• [Data records for software interfaces]:
◆ ◆ ◆ ◆

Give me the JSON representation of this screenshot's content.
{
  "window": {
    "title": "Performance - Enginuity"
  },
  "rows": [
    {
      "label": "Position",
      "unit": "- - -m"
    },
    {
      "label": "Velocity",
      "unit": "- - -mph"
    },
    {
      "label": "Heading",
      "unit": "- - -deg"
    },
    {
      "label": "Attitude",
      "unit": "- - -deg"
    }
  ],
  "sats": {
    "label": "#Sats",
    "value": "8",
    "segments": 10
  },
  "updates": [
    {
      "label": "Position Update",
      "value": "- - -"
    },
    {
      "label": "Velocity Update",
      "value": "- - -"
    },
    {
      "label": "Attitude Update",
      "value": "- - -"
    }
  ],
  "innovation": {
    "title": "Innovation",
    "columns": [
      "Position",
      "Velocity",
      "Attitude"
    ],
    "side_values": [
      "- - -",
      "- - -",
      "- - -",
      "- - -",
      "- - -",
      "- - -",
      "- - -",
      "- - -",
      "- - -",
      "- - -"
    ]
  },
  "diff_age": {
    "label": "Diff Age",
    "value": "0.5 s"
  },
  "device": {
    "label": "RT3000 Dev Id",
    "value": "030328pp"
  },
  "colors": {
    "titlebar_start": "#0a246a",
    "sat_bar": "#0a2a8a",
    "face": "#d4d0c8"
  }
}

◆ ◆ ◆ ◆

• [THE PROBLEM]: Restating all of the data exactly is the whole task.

• [TASK RESULT]:
Give me the JSON representation of this screenshot's content.
{
  "window": {
    "title": "Performance - Enginuity"
  },
  "rows": [
    {
      "label": "Position",
      "unit": "- - -m"
    },
    {
      "label": "Velocity",
      "unit": "- - -mph"
    },
    {
      "label": "Heading",
      "unit": "- - -deg"
    },
    {
      "label": "Attitude",
      "unit": "- - -deg"
    }
  ],
  "sats": {
    "label": "#Sats",
    "value": "8",
    "segments": 10
  },
  "updates": [
    {
      "label": "Position Update",
      "value": "- - -"
    },
    {
      "label": "Velocity Update",
      "value": "- - -"
    },
    {
      "label": "Attitude Update",
      "value": "- - -"
    }
  ],
  "innovation": {
    "title": "Innovation",
    "columns": [
      "Position",
      "Velocity",
      "Attitude"
    ],
    "side_values": [
      "- - -",
      "- - -",
      "- - -",
      "- - -",
      "- - -",
      "- - -",
      "- - -",
      "- - -",
      "- - -",
      "- - -"
    ]
  },
  "diff_age": {
    "label": "Diff Age",
    "value": "0.5 s"
  },
  "device": {
    "label": "RT3000 Dev Id",
    "value": "030328pp"
  },
  "colors": {
    "titlebar_start": "#0a246a",
    "sat_bar": "#0a2a8a",
    "face": "#d4d0c8"
  }
}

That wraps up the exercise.